Problem to solve: Reproduce the data exactly, leaving nothing out.

Top of The data

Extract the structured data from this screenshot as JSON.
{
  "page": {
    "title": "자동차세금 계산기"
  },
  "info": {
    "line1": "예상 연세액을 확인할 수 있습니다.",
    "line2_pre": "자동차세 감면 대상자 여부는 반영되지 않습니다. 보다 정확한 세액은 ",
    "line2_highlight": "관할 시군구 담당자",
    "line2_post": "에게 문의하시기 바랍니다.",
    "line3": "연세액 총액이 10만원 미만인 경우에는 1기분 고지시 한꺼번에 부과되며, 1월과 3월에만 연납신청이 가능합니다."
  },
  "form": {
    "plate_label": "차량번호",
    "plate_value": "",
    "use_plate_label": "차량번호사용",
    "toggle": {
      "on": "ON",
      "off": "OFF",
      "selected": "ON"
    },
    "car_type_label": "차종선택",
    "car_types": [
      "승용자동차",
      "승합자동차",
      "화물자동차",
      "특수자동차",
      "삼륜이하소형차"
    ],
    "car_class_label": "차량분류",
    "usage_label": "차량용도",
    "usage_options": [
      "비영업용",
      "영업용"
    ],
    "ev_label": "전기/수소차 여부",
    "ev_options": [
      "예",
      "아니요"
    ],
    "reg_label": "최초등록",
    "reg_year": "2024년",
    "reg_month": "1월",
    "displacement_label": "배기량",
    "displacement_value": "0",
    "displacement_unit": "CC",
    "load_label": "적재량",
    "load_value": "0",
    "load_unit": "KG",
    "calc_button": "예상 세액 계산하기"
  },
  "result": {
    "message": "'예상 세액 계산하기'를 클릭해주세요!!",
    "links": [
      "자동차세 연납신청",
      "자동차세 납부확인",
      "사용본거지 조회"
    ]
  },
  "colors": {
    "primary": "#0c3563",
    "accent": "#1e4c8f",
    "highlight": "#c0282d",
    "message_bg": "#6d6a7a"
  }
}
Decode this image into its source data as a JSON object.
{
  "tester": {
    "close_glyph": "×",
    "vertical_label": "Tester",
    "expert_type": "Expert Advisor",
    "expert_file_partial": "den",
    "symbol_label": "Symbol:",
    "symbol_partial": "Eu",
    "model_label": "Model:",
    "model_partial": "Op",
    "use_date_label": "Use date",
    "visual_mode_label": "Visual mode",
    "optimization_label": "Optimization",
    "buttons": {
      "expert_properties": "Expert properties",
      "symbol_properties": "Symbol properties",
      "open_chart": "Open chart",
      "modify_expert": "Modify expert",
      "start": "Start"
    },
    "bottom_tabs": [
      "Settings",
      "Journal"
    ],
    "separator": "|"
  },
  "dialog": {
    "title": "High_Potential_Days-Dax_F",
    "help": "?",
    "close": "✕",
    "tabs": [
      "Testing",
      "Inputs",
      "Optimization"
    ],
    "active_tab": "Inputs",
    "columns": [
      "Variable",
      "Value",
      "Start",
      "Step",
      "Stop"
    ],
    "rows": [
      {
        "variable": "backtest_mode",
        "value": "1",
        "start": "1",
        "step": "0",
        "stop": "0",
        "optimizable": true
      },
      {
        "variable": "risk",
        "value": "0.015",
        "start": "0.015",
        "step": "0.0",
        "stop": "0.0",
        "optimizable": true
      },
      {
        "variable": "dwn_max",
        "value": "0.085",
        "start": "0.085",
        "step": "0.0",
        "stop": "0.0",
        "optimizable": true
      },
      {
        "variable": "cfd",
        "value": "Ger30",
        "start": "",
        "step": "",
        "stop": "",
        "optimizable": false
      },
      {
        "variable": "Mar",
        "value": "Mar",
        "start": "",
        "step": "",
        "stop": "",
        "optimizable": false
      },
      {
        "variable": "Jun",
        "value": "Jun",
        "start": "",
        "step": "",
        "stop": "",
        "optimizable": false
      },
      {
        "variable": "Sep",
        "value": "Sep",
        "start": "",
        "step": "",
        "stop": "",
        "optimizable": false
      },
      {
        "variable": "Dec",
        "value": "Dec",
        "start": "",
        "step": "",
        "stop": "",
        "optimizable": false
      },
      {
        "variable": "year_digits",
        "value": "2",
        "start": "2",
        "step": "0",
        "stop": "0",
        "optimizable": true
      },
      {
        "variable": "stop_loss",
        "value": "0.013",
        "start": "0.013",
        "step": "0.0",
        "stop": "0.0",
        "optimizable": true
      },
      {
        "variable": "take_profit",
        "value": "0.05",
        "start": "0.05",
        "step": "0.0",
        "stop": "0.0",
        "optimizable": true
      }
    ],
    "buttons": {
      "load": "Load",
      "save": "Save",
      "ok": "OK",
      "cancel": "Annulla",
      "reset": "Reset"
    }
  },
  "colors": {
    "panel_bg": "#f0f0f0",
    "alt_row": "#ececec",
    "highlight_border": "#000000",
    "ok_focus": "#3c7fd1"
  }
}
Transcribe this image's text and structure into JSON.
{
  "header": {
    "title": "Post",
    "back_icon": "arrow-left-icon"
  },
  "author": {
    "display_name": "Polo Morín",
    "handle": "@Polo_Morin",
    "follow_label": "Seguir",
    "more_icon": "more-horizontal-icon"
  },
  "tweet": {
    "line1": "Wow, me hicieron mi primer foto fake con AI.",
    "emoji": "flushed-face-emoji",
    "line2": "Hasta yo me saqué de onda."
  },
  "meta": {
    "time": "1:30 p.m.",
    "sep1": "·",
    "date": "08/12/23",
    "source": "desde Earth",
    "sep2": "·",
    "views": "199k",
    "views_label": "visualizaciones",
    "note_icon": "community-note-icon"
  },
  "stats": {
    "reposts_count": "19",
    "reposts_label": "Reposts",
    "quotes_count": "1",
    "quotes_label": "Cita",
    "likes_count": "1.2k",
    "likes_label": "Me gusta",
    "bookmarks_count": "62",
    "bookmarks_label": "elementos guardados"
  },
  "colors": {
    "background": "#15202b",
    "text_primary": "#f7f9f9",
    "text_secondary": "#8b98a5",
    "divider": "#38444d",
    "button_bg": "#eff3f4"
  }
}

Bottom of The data

Exercise result:
Extract the structured data from this screenshot as JSON.
{
  "page": {
    "title": "자동차세금 계산기"
  },
  "info": {
    "line1": "예상 연세액을 확인할 수 있습니다.",
    "line2_pre": "자동차세 감면 대상자 여부는 반영되지 않습니다. 보다 정확한 세액은 ",
    "line2_highlight": "관할 시군구 담당자",
    "line2_post": "에게 문의하시기 바랍니다.",
    "line3": "연세액 총액이 10만원 미만인 경우에는 1기분 고지시 한꺼번에 부과되며, 1월과 3월에만 연납신청이 가능합니다."
  },
  "form": {
    "plate_label": "차량번호",
    "plate_value": "",
    "use_plate_label": "차량번호사용",
    "toggle": {
      "on": "ON",
      "off": "OFF",
      "selected": "ON"
    },
    "car_type_label": "차종선택",
    "car_types": [
      "승용자동차",
      "승합자동차",
      "화물자동차",
      "특수자동차",
      "삼륜이하소형차"
    ],
    "car_class_label": "차량분류",
    "usage_label": "차량용도",
    "usage_options": [
      "비영업용",
      "영업용"
    ],
    "ev_label": "전기/수소차 여부",
    "ev_options": [
      "예",
      "아니요"
    ],
    "reg_label": "최초등록",
    "reg_year": "2024년",
    "reg_month": "1월",
    "displacement_label": "배기량",
    "displacement_value": "0",
    "displacement_unit": "CC",
    "load_label": "적재량",
    "load_value": "0",
    "load_unit": "KG",
    "calc_button": "예상 세액 계산하기"
  },
  "result": {
    "message": "'예상 세액 계산하기'를 클릭해주세요!!",
    "links": [
      "자동차세 연납신청",
      "자동차세 납부확인",
      "사용본거지 조회"
    ]
  },
  "colors": {
    "primary": "#0c3563",
    "accent": "#1e4c8f",
    "highlight": "#c0282d",
    "message_bg": "#6d6a7a"
  }
}
Decode this image into its source data as a JSON object.
{
  "tester": {
    "close_glyph": "×",
    "vertical_label": "Tester",
    "expert_type": "Expert Advisor",
    "expert_file_partial": "den",
    "symbol_label": "Symbol:",
    "symbol_partial": "Eu",
    "model_label": "Model:",
    "model_partial": "Op",
    "use_date_label": "Use date",
    "visual_mode_label": "Visual mode",
    "optimization_label": "Optimization",
    "buttons": {
      "expert_properties": "Expert properties",
      "symbol_properties": "Symbol properties",
      "open_chart": "Open chart",
      "modify_expert": "Modify expert",
      "start": "Start"
    },
    "bottom_tabs": [
      "Settings",
      "Journal"
    ],
    "separator": "|"
  },
  "dialog": {
    "title": "High_Potential_Days-Dax_F",
    "help": "?",
    "close": "✕",
    "tabs": [
      "Testing",
      "Inputs",
      "Optimization"
    ],
    "active_tab": "Inputs",
    "columns": [
      "Variable",
      "Value",
      "Start",
      "Step",
      "Stop"
    ],
    "rows": [
      {
        "variable": "backtest_mode",
        "value": "1",
        "start": "1",
        "step": "0",
        "stop": "0",
        "optimizable": true
      },
      {
        "variable": "risk",
        "value": "0.015",
        "start": "0.015",
        "step": "0.0",
        "stop": "0.0",
        "optimizable": true
      },
      {
        "variable": "dwn_max",
        "value": "0.085",
        "start": "0.085",
        "step": "0.0",
        "stop": "0.0",
        "optimizable": true
      },
      {
        "variable": "cfd",
        "value": "Ger30",
        "start": "",
        "step": "",
        "stop": "",
        "optimizable": false
      },
      {
        "variable": "Mar",
        "value": "Mar",
        "start": "",
        "step": "",
        "stop": "",
        "optimizable": false
      },
      {
        "variable": "Jun",
        "value": "Jun",
        "start": "",
        "step": "",
        "stop": "",
        "optimizable": false
      },
      {
        "variable": "Sep",
        "value": "Sep",
        "start": "",
        "step": "",
        "stop": "",
        "optimizable": false
      },
      {
        "variable": "Dec",
        "value": "Dec",
        "start": "",
        "step": "",
        "stop": "",
        "optimizable": false
      },
      {
        "variable": "year_digits",
        "value": "2",
        "start": "2",
        "step": "0",
        "stop": "0",
        "optimizable": true
      },
      {
        "variable": "stop_loss",
        "value": "0.013",
        "start": "0.013",
        "step": "0.0",
        "stop": "0.0",
        "optimizable": true
      },
      {
        "variable": "take_profit",
        "value": "0.05",
        "start": "0.05",
        "step": "0.0",
        "stop": "0.0",
        "optimizable": true
      }
    ],
    "buttons": {
      "load": "Load",
      "save": "Save",
      "ok": "OK",
      "cancel": "Annulla",
      "reset": "Reset"
    }
  },
  "colors": {
    "panel_bg": "#f0f0f0",
    "alt_row": "#ececec",
    "highlight_border": "#000000",
    "ok_focus": "#3c7fd1"
  }
}
Transcribe this image's text and structure into JSON.
{
  "header": {
    "title": "Post",
    "back_icon": "arrow-left-icon"
  },
  "author": {
    "display_name": "Polo Morín",
    "handle": "@Polo_Morin",
    "follow_label": "Seguir",
    "more_icon": "more-horizontal-icon"
  },
  "tweet": {
    "line1": "Wow, me hicieron mi primer foto fake con AI.",
    "emoji": "flushed-face-emoji",
    "line2": "Hasta yo me saqué de onda."
  },
  "meta": {
    "time": "1:30 p.m.",
    "sep1": "·",
    "date": "08/12/23",
    "source": "desde Earth",
    "sep2": "·",
    "views": "199k",
    "views_label": "visualizaciones",
    "note_icon": "community-note-icon"
  },
  "stats": {
    "reposts_count": "19",
    "reposts_label": "Reposts",
    "quotes_count": "1",
    "quotes_label": "Cita",
    "likes_count": "1.2k",
    "likes_label": "Me gusta",
    "bookmarks_count": "62",
    "bookmarks_label": "elementos guardados"
  },
  "colors": {
    "background": "#15202b",
    "text_primary": "#f7f9f9",
    "text_secondary": "#8b98a5",
    "divider": "#38444d",
    "button_bg": "#eff3f4"
  }
}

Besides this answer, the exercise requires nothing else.